The advisory committee brings together representatives of different technical and economic interest groups such as IFOAM, BEUC, COPA/COCEGA, COFALEC and others. This facilitates an exchange of experiences and opinions on different topics relating to organic production in order to promote the continued development of organic legislation.
The group of experts for the promotion of organic farming for its part advises the Commission in questions concerning information and promotion campaigns for organic agriculture, which are implemented as part of the European Action Plan for Organic Food and Farming.
The Commission can consult the advisory committee and the group of experts on all occasions; at the same time, the chairs of the Commission can submit their proposals and request that the advisory committee or the group of experts be consulted on issues within their area of expertise.

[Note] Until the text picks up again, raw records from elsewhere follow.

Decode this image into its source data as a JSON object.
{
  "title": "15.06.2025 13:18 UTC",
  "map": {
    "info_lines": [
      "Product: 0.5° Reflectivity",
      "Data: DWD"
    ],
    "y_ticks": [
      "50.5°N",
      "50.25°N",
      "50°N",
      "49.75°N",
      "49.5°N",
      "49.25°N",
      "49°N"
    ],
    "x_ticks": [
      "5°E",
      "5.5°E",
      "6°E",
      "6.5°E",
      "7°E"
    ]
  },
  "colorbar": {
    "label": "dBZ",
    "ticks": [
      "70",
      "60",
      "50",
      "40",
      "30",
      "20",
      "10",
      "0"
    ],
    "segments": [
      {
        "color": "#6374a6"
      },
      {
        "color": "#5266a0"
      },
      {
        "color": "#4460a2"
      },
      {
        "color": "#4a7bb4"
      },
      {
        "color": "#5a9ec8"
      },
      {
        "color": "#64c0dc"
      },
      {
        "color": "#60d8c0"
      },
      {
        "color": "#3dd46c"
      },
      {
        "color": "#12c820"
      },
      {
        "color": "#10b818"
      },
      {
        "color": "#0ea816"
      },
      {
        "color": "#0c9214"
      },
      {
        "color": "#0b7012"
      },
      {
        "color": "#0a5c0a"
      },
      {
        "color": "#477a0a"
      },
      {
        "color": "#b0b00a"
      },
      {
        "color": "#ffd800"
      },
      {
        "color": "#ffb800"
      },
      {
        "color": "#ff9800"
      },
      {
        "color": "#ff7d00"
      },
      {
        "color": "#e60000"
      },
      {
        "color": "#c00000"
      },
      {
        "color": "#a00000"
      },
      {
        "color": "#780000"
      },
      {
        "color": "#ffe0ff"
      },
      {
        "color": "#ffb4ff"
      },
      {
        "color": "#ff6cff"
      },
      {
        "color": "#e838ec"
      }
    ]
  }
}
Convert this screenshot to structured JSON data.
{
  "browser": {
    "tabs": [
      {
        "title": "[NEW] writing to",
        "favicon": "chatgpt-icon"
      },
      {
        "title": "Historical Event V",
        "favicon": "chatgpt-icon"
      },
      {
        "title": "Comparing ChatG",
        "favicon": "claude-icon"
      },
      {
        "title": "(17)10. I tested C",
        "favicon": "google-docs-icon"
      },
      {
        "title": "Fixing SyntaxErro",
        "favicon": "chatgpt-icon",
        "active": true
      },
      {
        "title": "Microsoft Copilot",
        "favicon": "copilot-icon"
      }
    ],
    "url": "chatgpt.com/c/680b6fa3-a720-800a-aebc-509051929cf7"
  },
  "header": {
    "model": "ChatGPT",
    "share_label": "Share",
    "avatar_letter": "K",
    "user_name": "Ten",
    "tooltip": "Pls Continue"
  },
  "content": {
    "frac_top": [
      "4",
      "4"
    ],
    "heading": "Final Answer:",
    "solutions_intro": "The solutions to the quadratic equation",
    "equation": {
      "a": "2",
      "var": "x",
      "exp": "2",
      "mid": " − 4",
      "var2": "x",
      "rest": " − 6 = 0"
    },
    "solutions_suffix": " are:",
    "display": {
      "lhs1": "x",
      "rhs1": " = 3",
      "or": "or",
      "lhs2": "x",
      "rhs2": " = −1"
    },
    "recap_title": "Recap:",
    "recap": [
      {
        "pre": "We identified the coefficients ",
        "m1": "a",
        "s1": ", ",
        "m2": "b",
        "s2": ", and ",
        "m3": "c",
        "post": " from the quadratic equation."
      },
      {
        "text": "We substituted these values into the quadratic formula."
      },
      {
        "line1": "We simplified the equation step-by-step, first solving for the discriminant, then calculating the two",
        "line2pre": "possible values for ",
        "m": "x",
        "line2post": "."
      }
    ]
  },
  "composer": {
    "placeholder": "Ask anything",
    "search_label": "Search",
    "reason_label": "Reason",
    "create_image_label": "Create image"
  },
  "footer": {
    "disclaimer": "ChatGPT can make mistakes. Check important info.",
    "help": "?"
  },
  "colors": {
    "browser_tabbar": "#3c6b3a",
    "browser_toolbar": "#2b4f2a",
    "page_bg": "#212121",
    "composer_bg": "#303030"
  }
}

Decisions in the advisory committee or in the group of experts are not binding on the Commission, but they are taken very seriously and members are informed of all activities undertaken in connection with these decisions.
Further important contributions of these two bodies are:
- Establishment of close cooperation between international organisations, the organisations of the Member States and the Commission
- Observation of developments in the political sphere
- Support of the exchange of information, experience and proven methods
The Member States and the European Commission use the information system as a key instrument for the exchange of agricultural data relating to organic products and for the provision of current information for the public.
The OFIS database contains:
- The approvals of member countries for the marketing of products imported from third countries
- The permissions for the temporary use of ingredients of conventional agricultural origin which cannot be organically produced in sufficient quantities
- The list of control bodies or control authorities
The public website of the OFIS can be reached here.
All products that bear the EU organic logo have been produced in accordance with the EU Regulation on organic farming. They therefore promote the trust of consumers regarding the origin and quality of their foods and beverages.
It is currently optional for organic producers to label their products with the EU organic logo. Starting on 1 July 2010, however, use of the logo is mandatory. An advantage of the EU organic logo is the fact that consumers in all Member States can more easily recognise organic products, regardless of their origin.
The logo can be downloaded in all image formats.